» **GIVEN RECORDS**:
***
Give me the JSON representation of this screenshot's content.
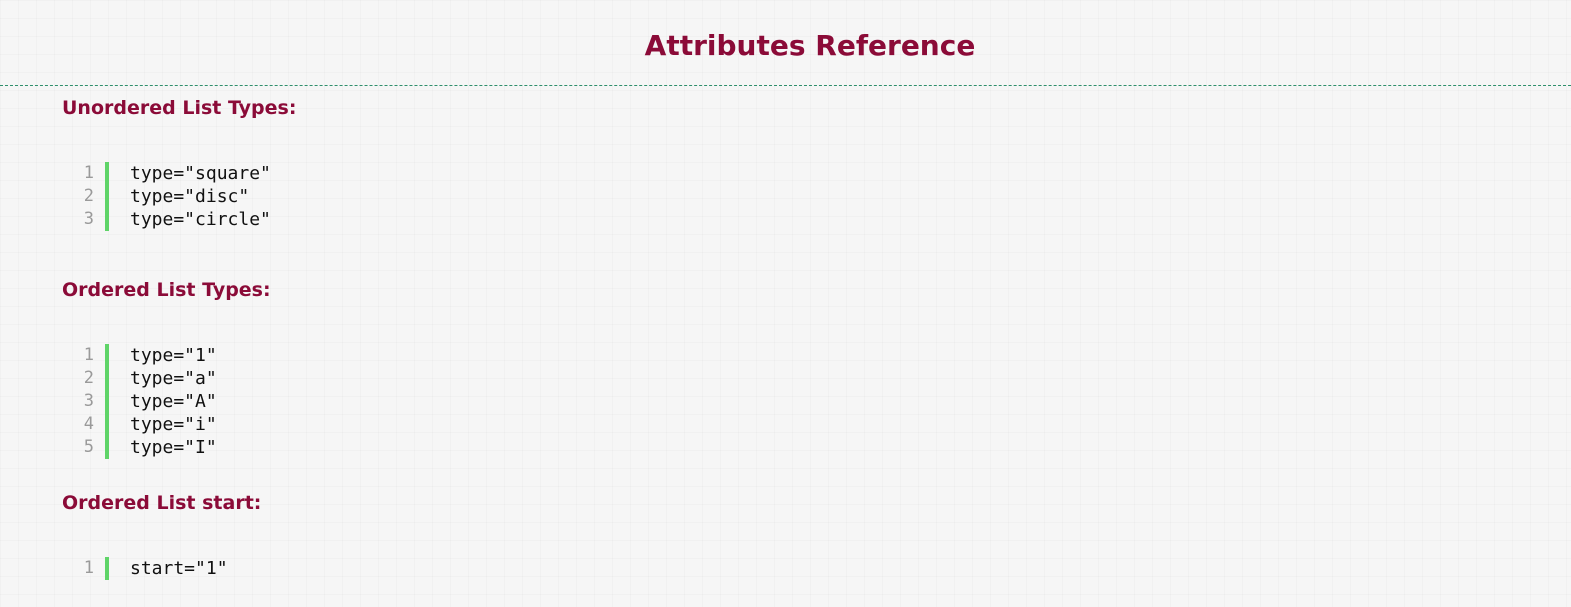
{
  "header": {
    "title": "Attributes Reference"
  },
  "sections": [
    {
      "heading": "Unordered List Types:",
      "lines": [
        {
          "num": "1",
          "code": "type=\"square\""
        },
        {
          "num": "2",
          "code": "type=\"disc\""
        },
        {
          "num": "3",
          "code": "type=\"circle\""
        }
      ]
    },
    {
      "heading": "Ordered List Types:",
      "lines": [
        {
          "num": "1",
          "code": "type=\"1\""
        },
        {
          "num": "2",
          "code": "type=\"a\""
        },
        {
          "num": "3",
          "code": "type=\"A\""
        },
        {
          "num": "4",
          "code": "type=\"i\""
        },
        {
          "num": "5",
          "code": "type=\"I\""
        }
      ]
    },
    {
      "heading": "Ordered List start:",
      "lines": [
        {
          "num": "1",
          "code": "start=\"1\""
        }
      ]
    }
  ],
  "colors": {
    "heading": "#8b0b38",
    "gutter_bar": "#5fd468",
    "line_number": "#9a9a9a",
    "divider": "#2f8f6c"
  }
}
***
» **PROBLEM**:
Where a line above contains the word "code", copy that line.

» **RESPONSE**:
          "code": "type=\"square\""
          "code": "type=\"disc\""
          "code": "type=\"circle\""
          "code": "type=\"1\""
          "code": "type=\"a\""
          "code": "type=\"A\""
          "code": "type=\"i\""
          "code": "type=\"I\""
          "code": "start=\"1\""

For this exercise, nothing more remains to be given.